enlarge picture
Exstrophy of the bladder

ex·stro·phy

(eks'trŏ-fē)
Congenital eversion of a hollow organ.
[G. ex, out, + strophē, a turning]

Exstrophy

Being turned inside out combined with being outside the body.

exstrophy

the turning inside out of an organ.
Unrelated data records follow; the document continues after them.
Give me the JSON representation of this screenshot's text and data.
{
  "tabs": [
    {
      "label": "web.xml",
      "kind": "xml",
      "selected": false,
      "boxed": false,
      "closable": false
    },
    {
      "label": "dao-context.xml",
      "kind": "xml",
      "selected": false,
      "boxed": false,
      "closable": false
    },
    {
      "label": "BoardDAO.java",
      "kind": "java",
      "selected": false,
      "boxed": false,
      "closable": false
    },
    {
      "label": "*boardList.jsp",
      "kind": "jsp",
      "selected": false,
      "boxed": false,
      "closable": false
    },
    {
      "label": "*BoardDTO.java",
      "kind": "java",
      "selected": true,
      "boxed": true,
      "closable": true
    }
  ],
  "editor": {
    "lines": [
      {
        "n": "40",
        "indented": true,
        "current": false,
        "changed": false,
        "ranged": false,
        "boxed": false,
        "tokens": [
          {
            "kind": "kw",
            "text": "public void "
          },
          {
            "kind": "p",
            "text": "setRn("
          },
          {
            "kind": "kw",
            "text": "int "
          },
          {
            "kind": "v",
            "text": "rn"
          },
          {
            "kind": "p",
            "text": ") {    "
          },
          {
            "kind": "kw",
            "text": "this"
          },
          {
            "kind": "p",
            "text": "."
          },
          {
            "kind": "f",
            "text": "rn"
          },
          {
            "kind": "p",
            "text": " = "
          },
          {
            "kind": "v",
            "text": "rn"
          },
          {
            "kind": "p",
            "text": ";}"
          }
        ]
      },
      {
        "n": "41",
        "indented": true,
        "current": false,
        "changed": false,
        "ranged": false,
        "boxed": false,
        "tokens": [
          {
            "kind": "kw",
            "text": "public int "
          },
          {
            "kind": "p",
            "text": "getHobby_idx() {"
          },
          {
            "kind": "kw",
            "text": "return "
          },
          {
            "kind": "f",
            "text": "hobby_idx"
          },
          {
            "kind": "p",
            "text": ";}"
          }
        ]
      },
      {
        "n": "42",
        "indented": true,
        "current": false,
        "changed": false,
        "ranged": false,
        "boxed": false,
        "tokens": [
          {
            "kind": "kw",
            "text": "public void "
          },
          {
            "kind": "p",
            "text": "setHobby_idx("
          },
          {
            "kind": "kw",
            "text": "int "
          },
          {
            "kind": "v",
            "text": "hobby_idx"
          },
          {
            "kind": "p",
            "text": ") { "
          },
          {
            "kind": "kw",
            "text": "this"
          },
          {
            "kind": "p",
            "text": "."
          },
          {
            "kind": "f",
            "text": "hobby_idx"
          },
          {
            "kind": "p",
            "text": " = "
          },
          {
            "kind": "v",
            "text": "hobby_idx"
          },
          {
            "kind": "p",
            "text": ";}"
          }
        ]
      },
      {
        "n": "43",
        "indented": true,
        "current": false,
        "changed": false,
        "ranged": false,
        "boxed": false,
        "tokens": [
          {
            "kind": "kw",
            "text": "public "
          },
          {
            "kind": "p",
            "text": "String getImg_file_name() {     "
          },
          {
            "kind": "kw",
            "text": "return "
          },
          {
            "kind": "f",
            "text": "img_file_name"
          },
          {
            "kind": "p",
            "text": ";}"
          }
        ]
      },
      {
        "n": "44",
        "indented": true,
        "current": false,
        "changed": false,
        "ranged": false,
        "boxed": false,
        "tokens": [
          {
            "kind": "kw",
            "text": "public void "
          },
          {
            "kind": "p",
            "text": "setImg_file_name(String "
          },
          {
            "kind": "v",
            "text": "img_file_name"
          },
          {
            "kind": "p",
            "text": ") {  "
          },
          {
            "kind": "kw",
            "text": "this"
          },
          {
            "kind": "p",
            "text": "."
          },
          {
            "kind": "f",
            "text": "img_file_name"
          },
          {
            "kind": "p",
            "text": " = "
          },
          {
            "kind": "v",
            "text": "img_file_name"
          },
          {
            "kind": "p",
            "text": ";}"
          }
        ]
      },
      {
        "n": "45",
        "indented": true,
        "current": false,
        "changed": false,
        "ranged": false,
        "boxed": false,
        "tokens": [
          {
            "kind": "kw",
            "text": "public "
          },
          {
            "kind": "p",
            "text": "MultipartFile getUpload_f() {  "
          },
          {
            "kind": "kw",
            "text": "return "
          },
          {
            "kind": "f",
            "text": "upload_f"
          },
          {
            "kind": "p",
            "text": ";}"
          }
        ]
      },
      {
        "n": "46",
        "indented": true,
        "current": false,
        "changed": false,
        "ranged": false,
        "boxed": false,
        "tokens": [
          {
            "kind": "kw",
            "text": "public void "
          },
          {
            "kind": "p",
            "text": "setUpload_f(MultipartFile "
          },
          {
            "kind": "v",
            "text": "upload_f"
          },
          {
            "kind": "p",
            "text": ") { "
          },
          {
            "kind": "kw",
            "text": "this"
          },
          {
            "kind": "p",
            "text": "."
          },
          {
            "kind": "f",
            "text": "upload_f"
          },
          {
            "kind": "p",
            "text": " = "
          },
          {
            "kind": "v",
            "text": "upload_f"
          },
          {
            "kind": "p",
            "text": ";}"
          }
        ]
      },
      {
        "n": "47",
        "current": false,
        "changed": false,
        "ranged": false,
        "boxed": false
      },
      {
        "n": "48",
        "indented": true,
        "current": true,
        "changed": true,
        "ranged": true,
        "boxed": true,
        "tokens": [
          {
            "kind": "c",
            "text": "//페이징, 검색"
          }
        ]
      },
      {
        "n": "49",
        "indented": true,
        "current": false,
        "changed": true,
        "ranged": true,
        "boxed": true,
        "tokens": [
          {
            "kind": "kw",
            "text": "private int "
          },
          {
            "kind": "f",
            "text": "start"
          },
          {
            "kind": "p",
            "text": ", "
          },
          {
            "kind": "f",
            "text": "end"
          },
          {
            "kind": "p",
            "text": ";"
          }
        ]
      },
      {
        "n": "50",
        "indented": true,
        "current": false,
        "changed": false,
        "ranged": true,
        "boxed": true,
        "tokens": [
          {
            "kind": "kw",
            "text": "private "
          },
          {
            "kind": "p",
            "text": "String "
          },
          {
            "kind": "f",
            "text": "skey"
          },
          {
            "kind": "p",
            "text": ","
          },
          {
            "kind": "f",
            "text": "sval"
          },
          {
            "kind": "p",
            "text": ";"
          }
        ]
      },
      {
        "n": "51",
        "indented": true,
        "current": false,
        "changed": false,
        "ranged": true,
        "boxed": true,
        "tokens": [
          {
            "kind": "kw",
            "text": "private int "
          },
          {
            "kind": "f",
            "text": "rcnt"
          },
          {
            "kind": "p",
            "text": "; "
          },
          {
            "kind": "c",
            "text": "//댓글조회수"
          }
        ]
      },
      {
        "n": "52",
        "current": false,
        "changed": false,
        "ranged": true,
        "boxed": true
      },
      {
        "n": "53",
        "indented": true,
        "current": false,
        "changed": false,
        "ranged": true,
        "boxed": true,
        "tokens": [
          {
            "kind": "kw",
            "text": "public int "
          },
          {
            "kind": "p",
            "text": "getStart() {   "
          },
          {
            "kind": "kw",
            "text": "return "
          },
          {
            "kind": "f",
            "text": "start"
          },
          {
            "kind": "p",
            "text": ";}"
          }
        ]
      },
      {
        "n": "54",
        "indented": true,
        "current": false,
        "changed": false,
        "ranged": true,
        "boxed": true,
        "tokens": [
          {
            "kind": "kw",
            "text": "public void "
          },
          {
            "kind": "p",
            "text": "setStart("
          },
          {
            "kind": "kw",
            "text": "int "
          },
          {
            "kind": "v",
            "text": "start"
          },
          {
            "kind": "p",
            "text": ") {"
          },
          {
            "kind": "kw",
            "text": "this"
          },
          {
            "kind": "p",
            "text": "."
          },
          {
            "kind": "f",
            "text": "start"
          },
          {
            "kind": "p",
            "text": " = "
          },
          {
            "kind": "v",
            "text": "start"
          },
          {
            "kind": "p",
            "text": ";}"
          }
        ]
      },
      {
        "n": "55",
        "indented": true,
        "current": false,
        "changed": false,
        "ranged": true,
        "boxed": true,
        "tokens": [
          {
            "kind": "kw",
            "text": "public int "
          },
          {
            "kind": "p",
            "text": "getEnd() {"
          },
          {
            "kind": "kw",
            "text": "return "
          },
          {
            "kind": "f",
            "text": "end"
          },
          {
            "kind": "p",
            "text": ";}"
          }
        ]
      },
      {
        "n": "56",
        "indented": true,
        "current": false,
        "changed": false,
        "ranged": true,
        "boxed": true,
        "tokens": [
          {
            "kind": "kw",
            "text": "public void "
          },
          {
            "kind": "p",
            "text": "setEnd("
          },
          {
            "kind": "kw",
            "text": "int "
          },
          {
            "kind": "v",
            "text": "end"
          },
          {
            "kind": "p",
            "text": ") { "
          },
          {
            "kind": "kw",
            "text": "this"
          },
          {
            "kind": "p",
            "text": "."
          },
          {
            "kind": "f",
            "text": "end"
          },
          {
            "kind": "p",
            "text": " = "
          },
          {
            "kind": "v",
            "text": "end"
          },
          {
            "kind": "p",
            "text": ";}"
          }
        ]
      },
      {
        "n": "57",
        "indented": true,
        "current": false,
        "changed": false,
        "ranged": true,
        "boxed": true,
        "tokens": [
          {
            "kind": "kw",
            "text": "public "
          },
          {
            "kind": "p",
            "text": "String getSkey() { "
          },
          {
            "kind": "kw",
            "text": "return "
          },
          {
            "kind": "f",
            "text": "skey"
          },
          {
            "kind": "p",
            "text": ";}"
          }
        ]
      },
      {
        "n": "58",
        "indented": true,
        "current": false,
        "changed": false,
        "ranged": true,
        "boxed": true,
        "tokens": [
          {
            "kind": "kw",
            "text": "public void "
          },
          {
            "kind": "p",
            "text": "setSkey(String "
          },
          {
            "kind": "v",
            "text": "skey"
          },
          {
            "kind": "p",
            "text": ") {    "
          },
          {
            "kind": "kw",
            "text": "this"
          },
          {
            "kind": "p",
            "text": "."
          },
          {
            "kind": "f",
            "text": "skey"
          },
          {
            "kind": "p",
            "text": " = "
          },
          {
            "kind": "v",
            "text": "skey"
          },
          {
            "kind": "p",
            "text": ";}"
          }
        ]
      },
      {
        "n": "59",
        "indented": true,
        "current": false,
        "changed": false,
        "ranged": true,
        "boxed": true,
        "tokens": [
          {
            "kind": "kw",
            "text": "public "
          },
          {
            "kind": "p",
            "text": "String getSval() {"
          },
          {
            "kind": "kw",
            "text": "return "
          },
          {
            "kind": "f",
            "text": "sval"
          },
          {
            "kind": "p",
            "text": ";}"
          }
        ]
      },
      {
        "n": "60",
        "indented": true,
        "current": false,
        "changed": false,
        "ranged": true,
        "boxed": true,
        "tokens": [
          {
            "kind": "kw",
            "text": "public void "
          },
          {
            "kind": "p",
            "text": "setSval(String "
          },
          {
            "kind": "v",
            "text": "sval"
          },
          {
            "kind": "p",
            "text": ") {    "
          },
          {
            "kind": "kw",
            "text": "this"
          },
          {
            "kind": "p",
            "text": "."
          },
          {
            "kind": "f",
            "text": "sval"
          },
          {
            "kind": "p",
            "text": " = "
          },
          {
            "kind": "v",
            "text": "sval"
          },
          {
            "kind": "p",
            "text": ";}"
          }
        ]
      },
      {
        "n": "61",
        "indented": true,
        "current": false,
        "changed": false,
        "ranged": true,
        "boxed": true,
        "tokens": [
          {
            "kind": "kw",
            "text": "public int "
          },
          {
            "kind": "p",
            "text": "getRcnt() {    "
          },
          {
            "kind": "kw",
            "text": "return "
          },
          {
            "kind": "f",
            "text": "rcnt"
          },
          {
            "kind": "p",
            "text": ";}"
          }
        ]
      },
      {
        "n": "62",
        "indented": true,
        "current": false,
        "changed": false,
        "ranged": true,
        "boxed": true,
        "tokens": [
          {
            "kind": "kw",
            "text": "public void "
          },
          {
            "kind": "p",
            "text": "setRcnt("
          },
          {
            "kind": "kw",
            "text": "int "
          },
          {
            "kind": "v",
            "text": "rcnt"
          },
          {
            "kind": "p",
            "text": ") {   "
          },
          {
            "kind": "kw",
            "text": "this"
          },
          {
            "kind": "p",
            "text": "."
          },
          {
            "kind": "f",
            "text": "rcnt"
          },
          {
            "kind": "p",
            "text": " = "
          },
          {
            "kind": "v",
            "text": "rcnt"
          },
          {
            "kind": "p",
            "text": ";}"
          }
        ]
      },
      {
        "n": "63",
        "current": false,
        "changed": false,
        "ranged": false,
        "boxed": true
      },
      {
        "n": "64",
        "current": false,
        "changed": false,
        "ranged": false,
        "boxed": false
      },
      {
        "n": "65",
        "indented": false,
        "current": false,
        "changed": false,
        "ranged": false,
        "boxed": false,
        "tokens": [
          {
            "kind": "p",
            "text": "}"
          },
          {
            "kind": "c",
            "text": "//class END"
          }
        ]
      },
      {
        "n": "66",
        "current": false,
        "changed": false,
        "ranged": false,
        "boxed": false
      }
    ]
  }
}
bladder exstrophy
congenital absence of a portion of the abdominal wall and bladder wall, the bladder appearing to be turned inside out, with the internal surface of the posterior wall showing through the opening in the anterior wall.
cloaca exstrophy
a developmental anomaly in which two segments of bladder (hemibladders) are separated by an area of intestine with a mucosal surface, which appears as a large red tumor in the midline of the lower abdomen.
References in periodicals archive ?
Omphalocele: Some abdominal organs, covered by a thin membrane, protrude through abdominal muscles Exstrophy of the cloaca: Bladder is open in half; rectum communicates with the bladder Imperforate anus: Anus has not been formed or perforated and colon communicates with bladder Spinal defects: Babies with cloacal exstrophy may have varying degrees of a spinal defect called spina bifida
There is a 40% incidence of coexistant anatomical abnormalities: choledochocele, annular pancreas, double diverticula, intestinal malrotation, imperforate anus, Hirschsprung's disease, congenital heart diseases, omphalocele, hypoplastic kidneys, bladder exstrophy, situs inversus, Ladd's bands, portal vein anomalies, polysplenia and Down syndrome (6,7).
The baby, born on November 12, is suffering from a rare congenital disorder called cloacal exstrophy in which innerabdominal structures are exposed.
Midwives at Glasgow's Princess Royal Maternity Unit discovered baby Emily had a rare condition called bladder exstrophy, which meant her bladder was on the outside of her tiny body.
Joella was born with cloacal exstrophy - a condition that affects one in 150,000 babies.
Three-dimensional images capture herniated loops of the small and large intestine associated with gastroschisis, enabling the physician to differentiate gastroschisis from other abnormalities such as bladder exstrophy.
The press conference to be held at Norwegian American Hospital regarding Lawrence Baile, the boy born with exstrophy of the bladder, has been rescheduled for today, Sept.
However, this process may be upset by a variety of reasons, including disabilities such as spina bifida or bladder exstrophy (a congenital condition causing the bladder to be turned inside out).
61) Notably, patients with congenital bladder dysfunction due to neurologic abnormalities, exstrophy, and posterior urethral valves who are treated with intermittent catheterization, whether or not they undergo augmentation, have an increased risk of TCC compared to the general population (3- to 4-fold).
Bladder was seen normally situated excluding a bladder exstrophy.
Many other associations have been found with pentalogy of Cantrell, which include the following: Amniotic band syndrome with limb anomalies, structural cardiac defects with pericardial effusion, exencephaly, cystic hygroma, infraumbilical defects with cloacal and bladder exstrophy, and bilateral inguinal hernias.